Problem description: Which lines of the entries contain the string "JSON"? Please find them and copy them.

···

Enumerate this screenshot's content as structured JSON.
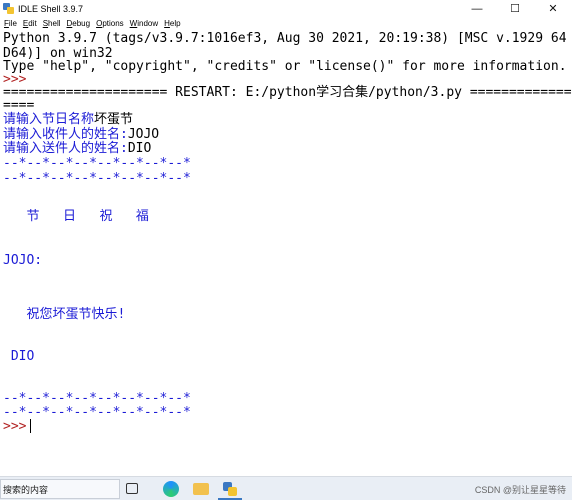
{
  "window": {
    "title": "IDLE Shell 3.9.7",
    "controls": {
      "minimize": "—",
      "maximize": "☐",
      "close": "✕"
    }
  },
  "menu": [
    {
      "key": "F",
      "rest": "ile"
    },
    {
      "key": "E",
      "rest": "dit"
    },
    {
      "key": "S",
      "rest": "hell"
    },
    {
      "key": "D",
      "rest": "ebug"
    },
    {
      "key": "O",
      "rest": "ptions"
    },
    {
      "key": "W",
      "rest": "indow"
    },
    {
      "key": "H",
      "rest": "elp"
    }
  ],
  "shell": {
    "banner1": "Python 3.9.7 (tags/v3.9.7:1016ef3, Aug 30 2021, 20:19:38) [MSC v.1929 64 bit (AM",
    "banner2": "D64)] on win32",
    "banner3": "Type \"help\", \"copyright\", \"credits\" or \"license()\" for more information.",
    "prompt_start": ">>>",
    "restart1": "===================== RESTART: E:/python学习合集/python/3.py ==================",
    "restart2": "====",
    "input1_prompt": "请输入节日名称",
    "input1_value": "坏蛋节",
    "input2_prompt": "请输入收件人的姓名:",
    "input2_value": "JOJO",
    "input3_prompt": "请输入送件人的姓名:",
    "input3_value": "DIO",
    "border_top1": "--*--*--*--*--*--*--*--*",
    "border_top2": "--*--*--*--*--*--*--*--*",
    "greeting_title": "   节   日   祝   福",
    "recipient_line": "JOJO:",
    "message_line": "   祝您坏蛋节快乐!",
    "sender_line": " DIO",
    "border_bottom1": "--*--*--*--*--*--*--*--*",
    "border_bottom2": "--*--*--*--*--*--*--*--*",
    "prompt_end": ">>>"
  },
  "taskbar": {
    "search_placeholder": "搜索的内容",
    "watermark": "CSDN @别让星星等待"
  }
}
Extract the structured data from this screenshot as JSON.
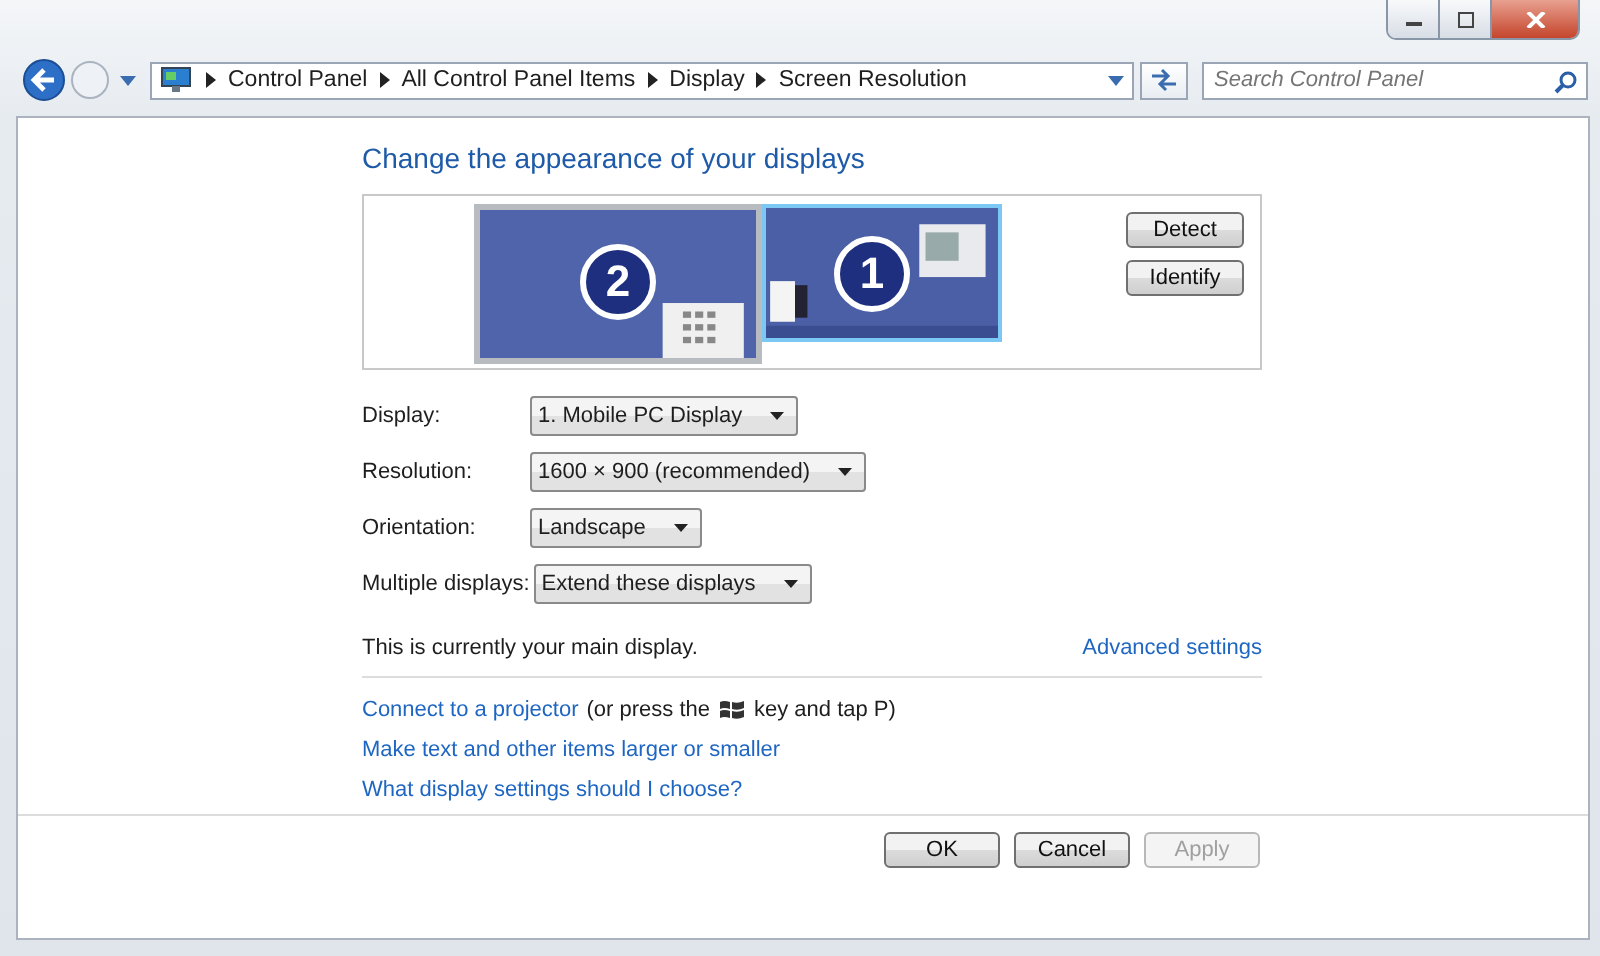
{
  "address_bar": {
    "crumbs": [
      "Control Panel",
      "All Control Panel Items",
      "Display",
      "Screen Resolution"
    ],
    "search_placeholder": "Search Control Panel"
  },
  "heading": "Change the appearance of your displays",
  "monitors": [
    {
      "number": "2",
      "selected": false
    },
    {
      "number": "1",
      "selected": true
    }
  ],
  "side_buttons": [
    "Detect",
    "Identify"
  ],
  "settings": [
    {
      "label": "Display:",
      "value": "1. Mobile PC Display"
    },
    {
      "label": "Resolution:",
      "value": "1600 × 900 (recommended)"
    },
    {
      "label": "Orientation:",
      "value": "Landscape"
    },
    {
      "label": "Multiple displays:",
      "value": "Extend these displays"
    }
  ],
  "main_display_note": "This is currently your main display.",
  "advanced_link": "Advanced settings",
  "projector": {
    "link": "Connect to a projector",
    "before_key": "(or press the",
    "after_key": "key and tap P)"
  },
  "links": [
    "Make text and other items larger or smaller",
    "What display settings should I choose?"
  ],
  "buttons": [
    {
      "label": "OK",
      "disabled": false
    },
    {
      "label": "Cancel",
      "disabled": false
    },
    {
      "label": "Apply",
      "disabled": true
    }
  ]
}
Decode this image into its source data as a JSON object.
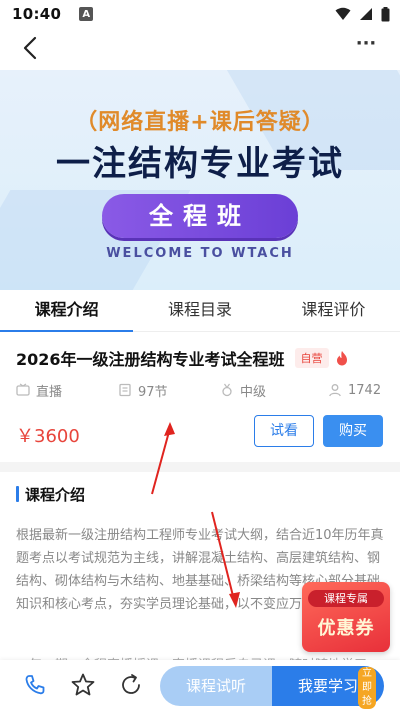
{
  "status": {
    "time": "10:40",
    "notif_letter": "A"
  },
  "banner": {
    "line1": "（网络直播+课后答疑）",
    "line2": "一注结构专业考试",
    "pill": "全程班",
    "welcome": "WELCOME TO WTACH"
  },
  "tabs": [
    "课程介绍",
    "课程目录",
    "课程评价"
  ],
  "course": {
    "title": "2026年一级注册结构专业考试全程班",
    "badge": "自营",
    "meta": {
      "type": "直播",
      "lessons": "97节",
      "level": "中级",
      "students": "1742"
    },
    "price": "￥3600",
    "trial_button": "试看",
    "buy_button": "购买"
  },
  "intro": {
    "title": "课程介绍",
    "text": "根据最新一级注册结构工程师专业考试大纲，结合近10年历年真题考点以考试规范为主线，讲解混凝土结构、高层建筑结构、钢结构、砌体结构与木结构、地基基础、桥梁结构等核心部分基础知识和核心考点，夯实学员理论基础，以不变应万变。",
    "more": "一年一期，全程直播授课，直播课程后自己课，随时随地学习"
  },
  "coupon": {
    "top": "课程专属",
    "big": "优惠券",
    "grab": "立即抢"
  },
  "bottom": {
    "trial": "课程试听",
    "learn": "我要学习"
  },
  "colors": {
    "accent": "#2b7de9",
    "price": "#e8453c",
    "annotation": "#e0241f"
  }
}
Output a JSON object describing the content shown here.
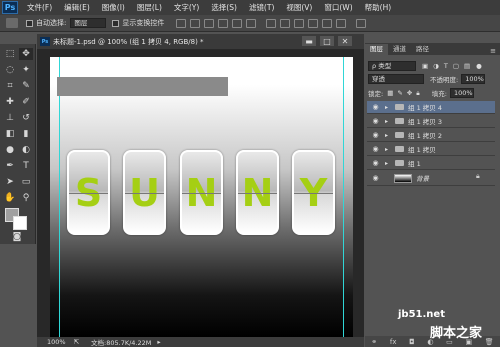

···

Reply:
Enumerate this screenshot's content as structured JSON.
Extract the structured data from this screenshot as JSON.
Decode this image into its source data as a JSON object.
Output a JSON object describing the content shown here.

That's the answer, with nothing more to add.